Users will typically wish to push new pathnames onto the front of 
*REQUIRE-PATHNAME-LIST* to specify alternate locations where modules
may be found.

Test Case:


Because of the wide variation between implementations, leaving it up to
REQUIRE to determine which files to load is very nonportable.  Providing an
explicit pathname is often impractical as well; for example, the same code
may run under two implementations with different operating systems and
different file naming conventions; the modules may reside in different
places on different machines; or it may be desirable to support alternate
versions of some modules (such as a release version and an experimental

This proposal provides a portable way of describing where modules can be
found.  The value of the *REQUIRE-PATHNAME-LIST* can be established in a
startup or initialization file, keeping a system-specific detail separate
 from portable code files.  Allowing a search list rather than a single
default pathname gives users extra flexibility to customize the behavior of
REQUIRE.  Moreover, the current default behavior is still supported for
those programs which depend on it.

Current practice:

The idea of using a search list for loadable modules is modeled after the
LoadDirectories* variable used by Portable Standard Lisp.  PCLS, the CL
compatibility package layered on top of PSL, currently uses a variable
SYS:*REQUIRE-PATHNAME-LIST* as described in this proposal.

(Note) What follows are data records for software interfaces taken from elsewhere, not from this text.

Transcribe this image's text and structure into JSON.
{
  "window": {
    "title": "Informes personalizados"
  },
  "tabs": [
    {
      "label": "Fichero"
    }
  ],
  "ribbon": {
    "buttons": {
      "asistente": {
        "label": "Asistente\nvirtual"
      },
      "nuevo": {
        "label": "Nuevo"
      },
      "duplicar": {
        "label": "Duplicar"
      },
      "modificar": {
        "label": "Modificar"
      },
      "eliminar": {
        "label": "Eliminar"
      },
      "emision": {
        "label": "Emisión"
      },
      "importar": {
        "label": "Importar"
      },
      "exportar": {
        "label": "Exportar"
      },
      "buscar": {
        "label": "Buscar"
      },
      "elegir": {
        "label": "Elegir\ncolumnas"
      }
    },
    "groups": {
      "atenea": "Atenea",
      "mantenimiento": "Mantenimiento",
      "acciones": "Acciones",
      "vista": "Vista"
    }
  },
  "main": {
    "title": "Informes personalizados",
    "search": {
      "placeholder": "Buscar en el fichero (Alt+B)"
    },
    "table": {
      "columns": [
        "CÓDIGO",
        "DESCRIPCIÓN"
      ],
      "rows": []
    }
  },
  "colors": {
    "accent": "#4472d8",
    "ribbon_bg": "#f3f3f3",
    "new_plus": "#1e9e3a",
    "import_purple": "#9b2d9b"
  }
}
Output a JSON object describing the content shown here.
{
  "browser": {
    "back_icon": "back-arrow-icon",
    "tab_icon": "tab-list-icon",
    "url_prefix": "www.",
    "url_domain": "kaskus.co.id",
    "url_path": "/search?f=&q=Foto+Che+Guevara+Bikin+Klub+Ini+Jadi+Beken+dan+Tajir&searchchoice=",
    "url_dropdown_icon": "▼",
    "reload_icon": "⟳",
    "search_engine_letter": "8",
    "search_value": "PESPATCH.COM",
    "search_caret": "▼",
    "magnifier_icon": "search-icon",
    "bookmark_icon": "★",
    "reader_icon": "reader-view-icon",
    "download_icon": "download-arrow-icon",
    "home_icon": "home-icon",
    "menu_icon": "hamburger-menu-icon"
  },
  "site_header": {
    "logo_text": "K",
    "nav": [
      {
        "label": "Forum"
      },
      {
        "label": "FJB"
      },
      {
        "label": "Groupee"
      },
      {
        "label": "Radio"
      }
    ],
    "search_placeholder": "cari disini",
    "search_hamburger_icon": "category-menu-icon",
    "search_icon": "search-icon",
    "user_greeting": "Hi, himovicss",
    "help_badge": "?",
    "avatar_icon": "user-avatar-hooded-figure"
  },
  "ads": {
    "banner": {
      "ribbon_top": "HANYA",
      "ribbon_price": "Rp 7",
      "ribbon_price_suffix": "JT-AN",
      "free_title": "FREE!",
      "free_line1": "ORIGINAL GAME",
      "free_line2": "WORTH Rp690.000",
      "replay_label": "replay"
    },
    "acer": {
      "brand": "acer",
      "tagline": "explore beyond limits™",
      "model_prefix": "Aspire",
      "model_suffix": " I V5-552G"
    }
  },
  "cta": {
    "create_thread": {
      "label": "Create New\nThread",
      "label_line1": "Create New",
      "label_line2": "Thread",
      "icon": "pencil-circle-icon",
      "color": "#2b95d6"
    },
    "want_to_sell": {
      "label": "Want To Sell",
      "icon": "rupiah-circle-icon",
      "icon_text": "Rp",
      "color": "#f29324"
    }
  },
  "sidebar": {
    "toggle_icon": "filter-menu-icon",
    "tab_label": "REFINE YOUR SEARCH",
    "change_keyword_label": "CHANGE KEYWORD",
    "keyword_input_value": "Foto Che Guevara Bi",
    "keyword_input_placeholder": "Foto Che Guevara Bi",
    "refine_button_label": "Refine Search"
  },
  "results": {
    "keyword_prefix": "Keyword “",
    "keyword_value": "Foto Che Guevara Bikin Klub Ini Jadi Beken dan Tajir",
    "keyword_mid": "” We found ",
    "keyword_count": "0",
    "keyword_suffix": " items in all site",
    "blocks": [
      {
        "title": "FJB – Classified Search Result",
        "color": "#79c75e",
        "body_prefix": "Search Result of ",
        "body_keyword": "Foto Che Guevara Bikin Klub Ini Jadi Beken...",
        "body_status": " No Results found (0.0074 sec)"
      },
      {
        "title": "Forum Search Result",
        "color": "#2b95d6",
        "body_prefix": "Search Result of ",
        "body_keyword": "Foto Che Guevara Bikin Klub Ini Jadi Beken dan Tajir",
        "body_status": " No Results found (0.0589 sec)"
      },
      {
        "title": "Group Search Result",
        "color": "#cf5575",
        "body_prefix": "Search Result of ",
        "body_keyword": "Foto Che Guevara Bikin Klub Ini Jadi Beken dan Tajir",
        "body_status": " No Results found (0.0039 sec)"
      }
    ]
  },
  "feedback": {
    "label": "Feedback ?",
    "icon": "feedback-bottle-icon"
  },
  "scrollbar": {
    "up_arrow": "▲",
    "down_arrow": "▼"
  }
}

VaxLisp (under VMS) looks for a module with the specified name first in the
current directory, then in the place specified by the logical name

Lucid's documentation does not specify how their implementation of REQUIRE
works.  I was unable to get it to find modules except in

KCL looks for modules only in *DEFAULT-PATHNAME-DEFAULTS*.

Adoption Cost:

The change is minor and isolated to a single function.  Here is a suggested
implementation of REQUIRE:

(defvar *require-pathname-list* nil
    "Where REQUIRE looks for modules if you don't give an explicit pathname.")

(defun require (module &optional pathname)
    (cond ((member (string module) *modules* :test #'equal))
          ((consp pathname)
	   (dolist (p pathname)
	       (load p)))
	   (load pathname))
	       (setq pathname (pathname module))
		   #'(lambda (default)
			 (load (merge-pathnames pathname (pathname default))
			       :if-does-not-exist nil))
	  ((load pathname :if-does-not-exist nil))
	   (cerror "Nothing will be loaded."
	       "Module ~s could not be found."

Cost of non-adoption:

Using REQUIRE in portable code is difficult.  In KCL and Lucid, I was forced
to redefine REQUIRE in my startup file to get it to look for modules in
places other than *DEFAULT-PATHNAME-DEFAULTS*.


See above, under "Rationale".

Conversion Cost:

None.  The proposal is entirely compatible with the existing definition.


I'd ordinarily be the last person to propose extensions to Common Lisp, but
having to learn one feature that works under all implementations is better
than having to learn each implementation's own peculiar way of handling the
same situation.


I mentioned the idea of having a variable to specify where REQUIRE looks
for modules in passing on the CL mailing list.  There were 2 positive
responses and no negative ones.  Cutting.pa@xerox.com proposed a search
list rather than a single pathname, which is actually what I had in mind